- PeerTube. A decentralized video hosting network like YouTube.
- Lemmy. A link aggregator like Reddit.
- Movim. A decentralized social network.
- Prismo. A federated link aggregator like Reddit.
- Pleroma. A microblogging service like Twitter. Based on the Elixir programming language.
- Diaspora. A federated Facebook clone. Based on the Ruby programming language.
- Kbin. A federated content aggregator and microblogging platform.
- Friendica. A decentralized social platform like Facebook.
- WriteFreely. A publishing platform based on the Go programming language.
In addition to Threads, some older well-known platforms have built-in support for the fediverse via plugins. Drupal is an open source content management system with ActivityPub support. Another example is the Open Source content management system WordPress.
Benefits of the fediverse
The main benefit of the fediverse is decentralization. The fediverse separates the user interface from the underlying data.
A Twitter account's followers and posts exist on Twitter's servers. A Facebook or Instagram account's data exists on Meta's servers. They are not interoperable -- follower lists can't be transported between servers.
A fediverse application's data exists on an independent server instance and can travel between applications. If a user doesn't want to or can't use a platform for some reason, they can port their data to another application. The fediverse would eliminate platform lock-in.
If a traditional social application's central server goes down, users often experience performance issues. If a particular social media company goes out of business, the users on that platform lose their following and posts. The fediverse ensures one service provider's issues don't disproportionately affect users. If an application goes down in the fediverse, user data can still exist on other independent servers.
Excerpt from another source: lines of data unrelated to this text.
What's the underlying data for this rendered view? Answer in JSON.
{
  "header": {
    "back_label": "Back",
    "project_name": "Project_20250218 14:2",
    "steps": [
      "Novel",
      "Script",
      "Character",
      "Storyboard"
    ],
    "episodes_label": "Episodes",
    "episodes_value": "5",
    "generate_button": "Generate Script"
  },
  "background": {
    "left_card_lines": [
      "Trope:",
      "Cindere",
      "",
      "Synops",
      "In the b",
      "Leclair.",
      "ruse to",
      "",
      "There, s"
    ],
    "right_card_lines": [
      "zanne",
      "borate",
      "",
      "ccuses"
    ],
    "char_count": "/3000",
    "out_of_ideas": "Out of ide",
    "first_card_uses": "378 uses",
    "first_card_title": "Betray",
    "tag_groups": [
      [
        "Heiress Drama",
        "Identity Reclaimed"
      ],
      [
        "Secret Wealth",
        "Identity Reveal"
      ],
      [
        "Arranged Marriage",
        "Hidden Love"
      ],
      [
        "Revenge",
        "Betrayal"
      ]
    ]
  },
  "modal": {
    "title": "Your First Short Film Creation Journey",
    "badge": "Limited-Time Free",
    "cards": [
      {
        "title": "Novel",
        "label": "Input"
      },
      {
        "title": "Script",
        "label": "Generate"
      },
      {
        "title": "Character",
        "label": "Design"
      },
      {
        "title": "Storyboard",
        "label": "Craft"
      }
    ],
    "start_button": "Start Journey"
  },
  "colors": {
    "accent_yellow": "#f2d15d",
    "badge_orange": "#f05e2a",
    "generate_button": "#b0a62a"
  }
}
Challenges of the fediverse
One obstacle to ActivityPub and other fediverse protocols scaling up is inconsistent underlying infrastructure. There are dozens of apps that use fediverse protocols, but none are as popular as the big social platforms. A fediverse app such as Mastodon would have trouble taking on the user count that Facebook has all at once because many of the independent servers powering the fediverse operate out of people's homes. As more are added, the fediverse would become more fragile, as each has its own specific maintenance needs.
Having centralized, proprietary servers hold all the data has traditionally been more profitable than the decentralized model. There's little incentive for platforms to adopt the open standard, and little incentive for users to switch to a significantly less popular, less intuitive platform that they are unfamiliar with if the old, familiar platforms still work.
Content moderation is another challenge of the social fediverse. It's difficult to make platform-wide content moderation decisions because of the decentralized nature of fediverse apps. Centralized social platforms such as Facebook, TikTok and Twitter have unifying content moderation policies that prevent hate speech and other disallowed content.
History of the fediverse
The idea of a fediverse has been around for decades -- about as long as the web. At various points, big tech companies embraced the idea. One example is Google Buzz, which supported the OStatus protocol. Protocols such as RSS have long been used to create more open social networking experiences through data feeds.
In 2008, Evan Prodromou founded microblogging platform Identi.ca and published it to an open source server called Gnu Social that used the OStatus protocol. In the years that followed, several more platforms emerged using the OStatus protocol -- Friendica, Diaspora and Pump.io.
In 2016, two notable social networks emerged: Mastodon and Pleroma. Mastodon is a popular Twitter alternative.
In 2018, W3C created the ActivityPub protocol -- with one of the co-editors being Evan Prodromou -- and more platforms emerged, including PeerTube and Pixelfed. Mastodon also switched protocols from OStatus to ActivityPub in 2019.
In 2023, Threads' release sparked new interest in the fediverse and ActivityPub as its go-to protocol. Threads opened up the possibility of a fediverse flagship platform backed by a big tech company with a large user base.